[[ Dataset records open ]]
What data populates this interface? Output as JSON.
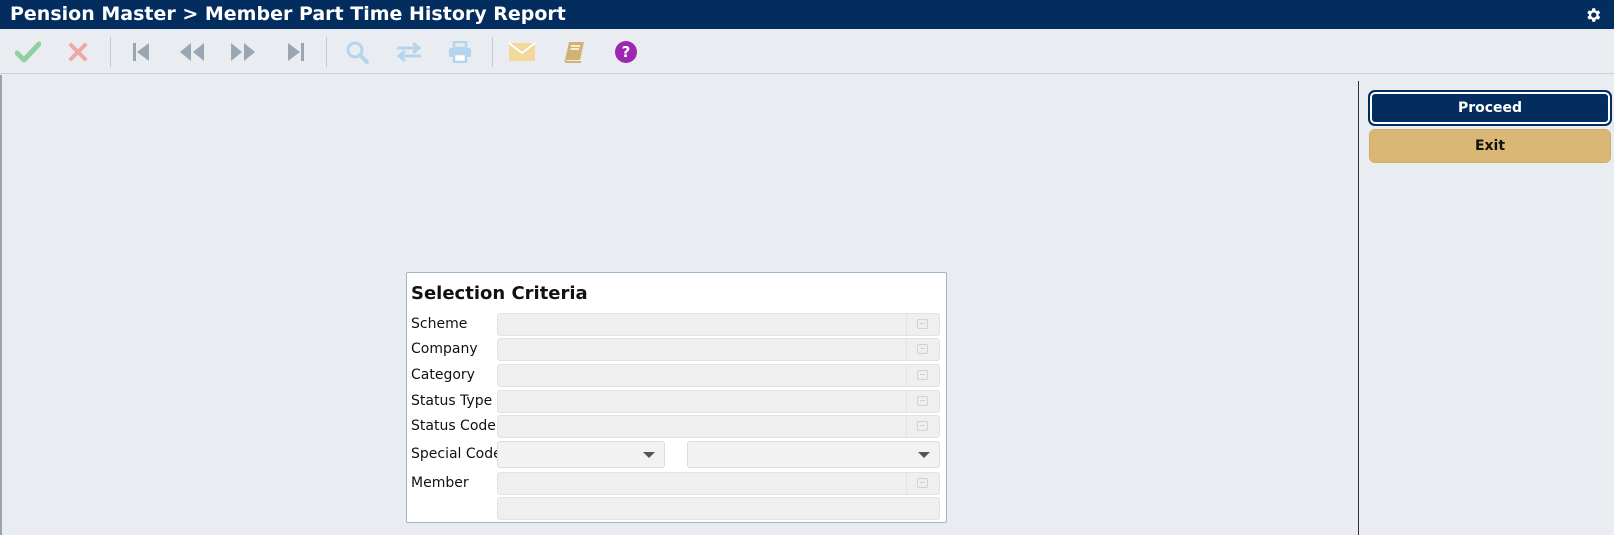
{
  "header": {
    "title": "Pension Master > Member Part Time History Report",
    "settings_icon": "gear-icon"
  },
  "toolbar": {
    "buttons": [
      {
        "name": "accept",
        "icon": "check-icon",
        "color": "#8fd19e"
      },
      {
        "name": "cancel",
        "icon": "close-icon",
        "color": "#f0a7a7"
      },
      {
        "name": "first",
        "icon": "first-record-icon",
        "color": "#9aa6b2"
      },
      {
        "name": "previous",
        "icon": "previous-record-icon",
        "color": "#9aa6b2"
      },
      {
        "name": "next",
        "icon": "next-record-icon",
        "color": "#9aa6b2"
      },
      {
        "name": "last",
        "icon": "last-record-icon",
        "color": "#9aa6b2"
      },
      {
        "name": "search",
        "icon": "search-icon",
        "color": "#b5d5ee"
      },
      {
        "name": "transfer",
        "icon": "swap-icon",
        "color": "#b5d5ee"
      },
      {
        "name": "print",
        "icon": "print-icon",
        "color": "#b5d5ee"
      },
      {
        "name": "email",
        "icon": "envelope-icon",
        "color": "#f2d89a"
      },
      {
        "name": "notes",
        "icon": "notebook-icon",
        "color": "#d2b274"
      },
      {
        "name": "help",
        "icon": "help-icon",
        "color": "#9c27b0"
      }
    ]
  },
  "actions": {
    "proceed_label": "Proceed",
    "exit_label": "Exit"
  },
  "selection": {
    "title": "Selection Criteria",
    "scheme_label": "Scheme",
    "company_label": "Company",
    "category_label": "Category",
    "status_type_label": "Status Type",
    "status_code_label": "Status Code",
    "special_code_label": "Special Code",
    "member_label": "Member",
    "scheme_value": "",
    "company_value": "",
    "category_value": "",
    "status_type_value": "",
    "status_code_value": "",
    "special_code_value": "",
    "special_code_secondary_value": "",
    "member_value": "",
    "member_name_value": ""
  },
  "colors": {
    "title_bar": "#022d5e",
    "proceed_button": "#022d5e",
    "exit_button": "#dbb776",
    "background": "#e9edf1"
  }
}
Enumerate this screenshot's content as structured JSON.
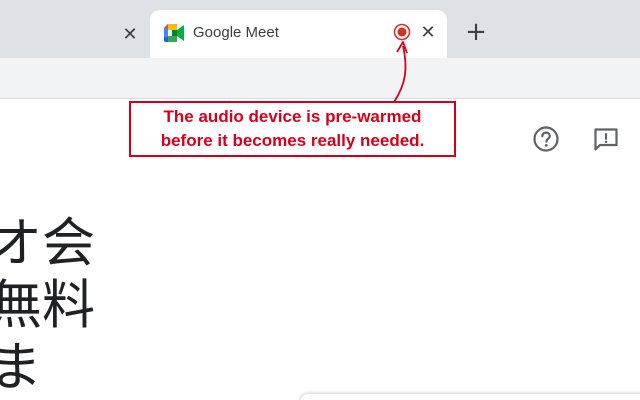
{
  "tabs": [
    {
      "label": "",
      "close_symbol": "✕"
    },
    {
      "label": "Google Meet",
      "close_symbol": "✕",
      "favicon": "google-meet-icon",
      "recording": true
    }
  ],
  "new_tab_symbol": "+",
  "annotation": {
    "line1": "The audio device is pre-warmed",
    "line2": "before it becomes really needed.",
    "color": "#d0021b"
  },
  "header_icons": [
    "help-icon",
    "feedback-icon"
  ],
  "hero": {
    "lines": [
      "デオ会",
      "も無料",
      "けま"
    ]
  },
  "colors": {
    "tabstrip": "#dee1e6",
    "toolbar": "#f1f3f4",
    "recording": "#d93025",
    "icon": "#5f6368"
  }
}
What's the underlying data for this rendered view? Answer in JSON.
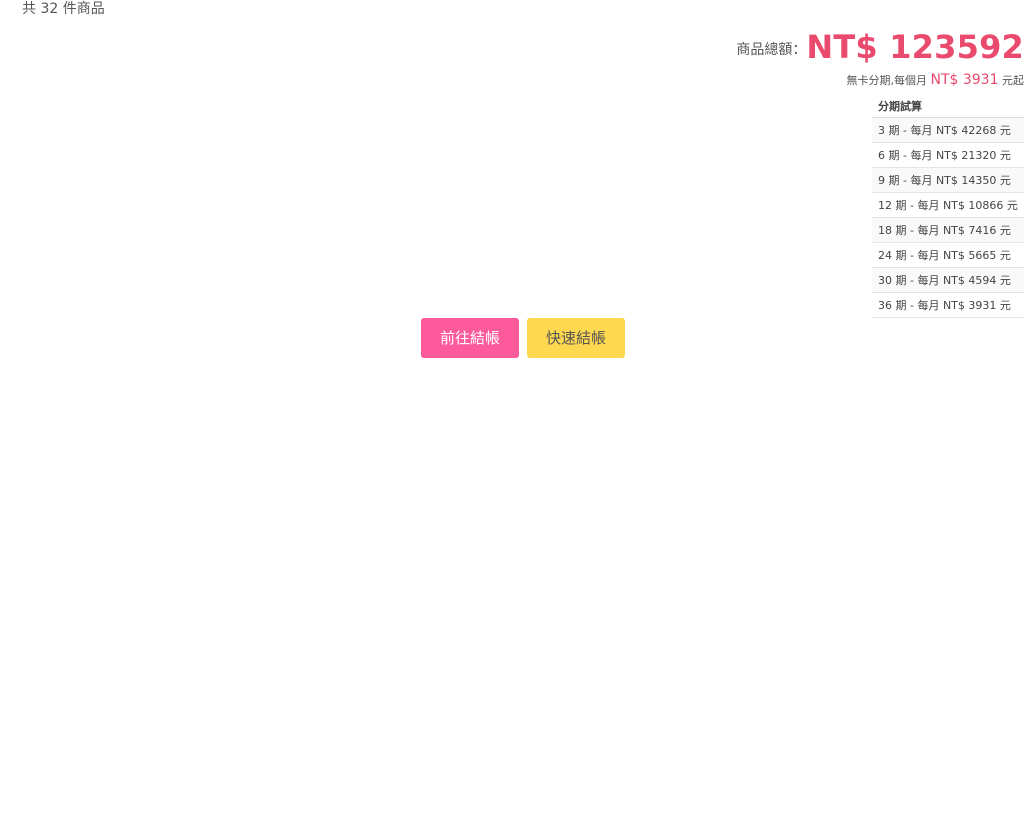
{
  "cart": {
    "item_count_text": "共 32 件商品",
    "total_label": "商品總額：",
    "total_amount": "NT$ 123592"
  },
  "installment": {
    "note_prefix": "無卡分期,每個月",
    "note_amount": "NT$ 3931",
    "note_suffix": "元起",
    "table_header": "分期試算",
    "rows": [
      "3 期 - 每月 NT$ 42268 元",
      "6 期 - 每月 NT$ 21320 元",
      "9 期 - 每月 NT$ 14350 元",
      "12 期 - 每月 NT$ 10866 元",
      "18 期 - 每月 NT$ 7416 元",
      "24 期 - 每月 NT$ 5665 元",
      "30 期 - 每月 NT$ 4594 元",
      "36 期 - 每月 NT$ 3931 元"
    ]
  },
  "actions": {
    "checkout_label": "前往結帳",
    "quick_checkout_label": "快速結帳"
  },
  "colors": {
    "price_accent": "#ea4a6d",
    "checkout_button": "#fc5a9b",
    "quick_checkout_button": "#fed84e"
  }
}
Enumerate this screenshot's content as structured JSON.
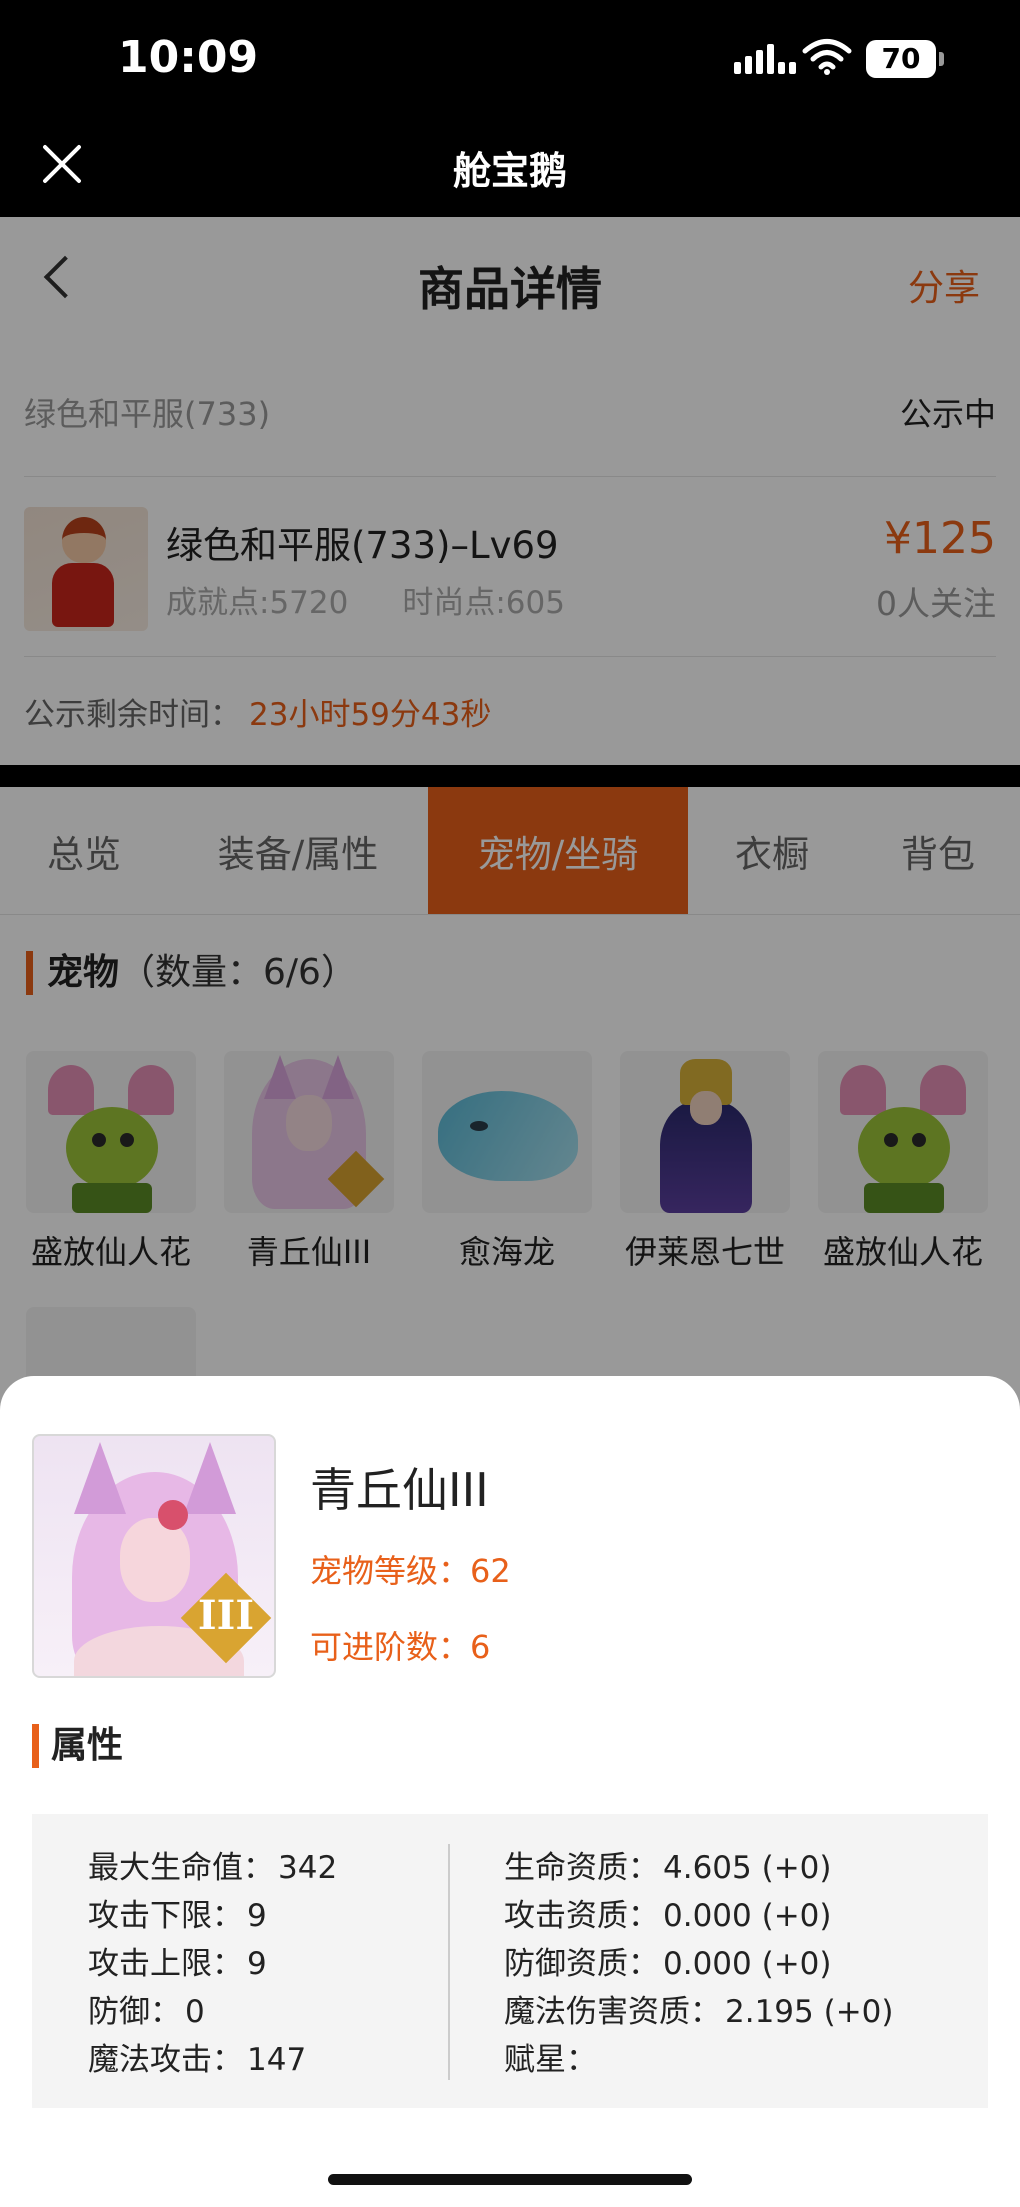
{
  "status_bar": {
    "time": "10:09",
    "battery": "70"
  },
  "app": {
    "title": "舱宝鹅"
  },
  "nav": {
    "title": "商品详情",
    "share": "分享"
  },
  "product": {
    "short_name": "绿色和平服(733)",
    "status": "公示中",
    "full_name": "绿色和平服(733)–Lv69",
    "achievement": "成就点:5720",
    "fashion": "时尚点:605",
    "price": "¥125",
    "watchers": "0人关注",
    "countdown_label": "公示剩余时间：",
    "countdown_value": "23小时59分43秒"
  },
  "tabs": [
    {
      "label": "总览"
    },
    {
      "label": "装备/属性"
    },
    {
      "label": "宠物/坐骑",
      "active": true
    },
    {
      "label": "衣橱"
    },
    {
      "label": "背包"
    }
  ],
  "pets_section": {
    "title": "宠物",
    "count": "（数量：6/6）",
    "pets": [
      {
        "name": "盛放仙人花",
        "icon": "cactus-flower-icon"
      },
      {
        "name": "青丘仙III",
        "icon": "fox-fairy-icon"
      },
      {
        "name": "愈海龙",
        "icon": "sea-dragon-icon"
      },
      {
        "name": "伊莱恩七世",
        "icon": "crowned-hero-icon"
      },
      {
        "name": "盛放仙人花",
        "icon": "cactus-flower-icon"
      }
    ]
  },
  "sheet": {
    "pet_name": "青丘仙III",
    "badge": "III",
    "level": "宠物等级：62",
    "advance": "可进阶数：6",
    "attr_title": "属性",
    "left": [
      {
        "label": "最大生命值：",
        "value": "342"
      },
      {
        "label": "攻击下限：",
        "value": "9"
      },
      {
        "label": "攻击上限：",
        "value": "9"
      },
      {
        "label": "防御：",
        "value": "0"
      },
      {
        "label": "魔法攻击：",
        "value": "147"
      }
    ],
    "right": [
      {
        "label": "生命资质：",
        "value": "4.605 (+0)"
      },
      {
        "label": "攻击资质：",
        "value": "0.000 (+0)"
      },
      {
        "label": "防御资质：",
        "value": "0.000 (+0)"
      },
      {
        "label": "魔法伤害资质：",
        "value": "2.195 (+0)"
      },
      {
        "label": "赋星：",
        "value": ""
      }
    ]
  },
  "colors": {
    "accent": "#e8601a"
  }
}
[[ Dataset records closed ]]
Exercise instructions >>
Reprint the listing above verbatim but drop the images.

Written answer >>
What data populates this interface? Output as JSON.
{
  "header": {
    "title": "Pension Master > Member Part Time History Report",
    "settings_icon": "gear-icon"
  },
  "toolbar": {
    "buttons": [
      {
        "name": "accept",
        "icon": "check-icon",
        "color": "#8fd19e"
      },
      {
        "name": "cancel",
        "icon": "close-icon",
        "color": "#f0a7a7"
      },
      {
        "name": "first",
        "icon": "first-record-icon",
        "color": "#9aa6b2"
      },
      {
        "name": "previous",
        "icon": "previous-record-icon",
        "color": "#9aa6b2"
      },
      {
        "name": "next",
        "icon": "next-record-icon",
        "color": "#9aa6b2"
      },
      {
        "name": "last",
        "icon": "last-record-icon",
        "color": "#9aa6b2"
      },
      {
        "name": "search",
        "icon": "search-icon",
        "color": "#b5d5ee"
      },
      {
        "name": "transfer",
        "icon": "swap-icon",
        "color": "#b5d5ee"
      },
      {
        "name": "print",
        "icon": "print-icon",
        "color": "#b5d5ee"
      },
      {
        "name": "email",
        "icon": "envelope-icon",
        "color": "#f2d89a"
      },
      {
        "name": "notes",
        "icon": "notebook-icon",
        "color": "#d2b274"
      },
      {
        "name": "help",
        "icon": "help-icon",
        "color": "#9c27b0"
      }
    ]
  },
  "actions": {
    "proceed_label": "Proceed",
    "exit_label": "Exit"
  },
  "selection": {
    "title": "Selection Criteria",
    "scheme_label": "Scheme",
    "company_label": "Company",
    "category_label": "Category",
    "status_type_label": "Status Type",
    "status_code_label": "Status Code",
    "special_code_label": "Special Code",
    "member_label": "Member",
    "scheme_value": "",
    "company_value": "",
    "category_value": "",
    "status_type_value": "",
    "status_code_value": "",
    "special_code_value": "",
    "special_code_secondary_value": "",
    "member_value": "",
    "member_name_value": ""
  },
  "colors": {
    "title_bar": "#022d5e",
    "proceed_button": "#022d5e",
    "exit_button": "#dbb776",
    "background": "#e9edf1"
  }
}
Enumerate this screenshot's content as structured JSON.
{
  "tabs": [
    {
      "label": "",
      "close_symbol": "✕"
    },
    {
      "label": "Google Meet",
      "close_symbol": "✕",
      "favicon": "google-meet-icon",
      "recording": true
    }
  ],
  "new_tab_symbol": "+",
  "annotation": {
    "line1": "The audio device is pre-warmed",
    "line2": "before it becomes really needed.",
    "color": "#d0021b"
  },
  "header_icons": [
    "help-icon",
    "feedback-icon"
  ],
  "hero": {
    "lines": [
      "デオ会",
      "も無料",
      "けま"
    ]
  },
  "colors": {
    "tabstrip": "#dee1e6",
    "toolbar": "#f1f3f4",
    "recording": "#d93025",
    "icon": "#5f6368"
  }
}
What's the underlying data for this rendered view? Answer in JSON.
{
  "cart": {
    "item_count_text": "共 32 件商品",
    "total_label": "商品總額：",
    "total_amount": "NT$ 123592"
  },
  "installment": {
    "note_prefix": "無卡分期,每個月",
    "note_amount": "NT$ 3931",
    "note_suffix": "元起",
    "table_header": "分期試算",
    "rows": [
      "3 期 - 每月 NT$ 42268 元",
      "6 期 - 每月 NT$ 21320 元",
      "9 期 - 每月 NT$ 14350 元",
      "12 期 - 每月 NT$ 10866 元",
      "18 期 - 每月 NT$ 7416 元",
      "24 期 - 每月 NT$ 5665 元",
      "30 期 - 每月 NT$ 4594 元",
      "36 期 - 每月 NT$ 3931 元"
    ]
  },
  "actions": {
    "checkout_label": "前往結帳",
    "quick_checkout_label": "快速結帳"
  },
  "colors": {
    "price_accent": "#ea4a6d",
    "checkout_button": "#fc5a9b",
    "quick_checkout_button": "#fed84e"
  }
}
Enumerate this screenshot's content as structured JSON.
{
  "status_bar": {
    "time": "10:09",
    "battery": "70"
  },
  "app": {
    "title": "舱宝鹅"
  },
  "nav": {
    "title": "商品详情",
    "share": "分享"
  },
  "product": {
    "short_name": "绿色和平服(733)",
    "status": "公示中",
    "full_name": "绿色和平服(733)–Lv69",
    "achievement": "成就点:5720",
    "fashion": "时尚点:605",
    "price": "¥125",
    "watchers": "0人关注",
    "countdown_label": "公示剩余时间：",
    "countdown_value": "23小时59分43秒"
  },
  "tabs": [
    {
      "label": "总览"
    },
    {
      "label": "装备/属性"
    },
    {
      "label": "宠物/坐骑",
      "active": true
    },
    {
      "label": "衣橱"
    },
    {
      "label": "背包"
    }
  ],
  "pets_section": {
    "title": "宠物",
    "count": "（数量：6/6）",
    "pets": [
      {
        "name": "盛放仙人花",
        "icon": "cactus-flower-icon"
      },
      {
        "name": "青丘仙III",
        "icon": "fox-fairy-icon"
      },
      {
        "name": "愈海龙",
        "icon": "sea-dragon-icon"
      },
      {
        "name": "伊莱恩七世",
        "icon": "crowned-hero-icon"
      },
      {
        "name": "盛放仙人花",
        "icon": "cactus-flower-icon"
      }
    ]
  },
  "sheet": {
    "pet_name": "青丘仙III",
    "badge": "III",
    "level": "宠物等级：62",
    "advance": "可进阶数：6",
    "attr_title": "属性",
    "left": [
      {
        "label": "最大生命值：",
        "value": "342"
      },
      {
        "label": "攻击下限：",
        "value": "9"
      },
      {
        "label": "攻击上限：",
        "value": "9"
      },
      {
        "label": "防御：",
        "value": "0"
      },
      {
        "label": "魔法攻击：",
        "value": "147"
      }
    ],
    "right": [
      {
        "label": "生命资质：",
        "value": "4.605 (+0)"
      },
      {
        "label": "攻击资质：",
        "value": "0.000 (+0)"
      },
      {
        "label": "防御资质：",
        "value": "0.000 (+0)"
      },
      {
        "label": "魔法伤害资质：",
        "value": "2.195 (+0)"
      },
      {
        "label": "赋星：",
        "value": ""
      }
    ]
  },
  "colors": {
    "accent": "#e8601a"
  }
}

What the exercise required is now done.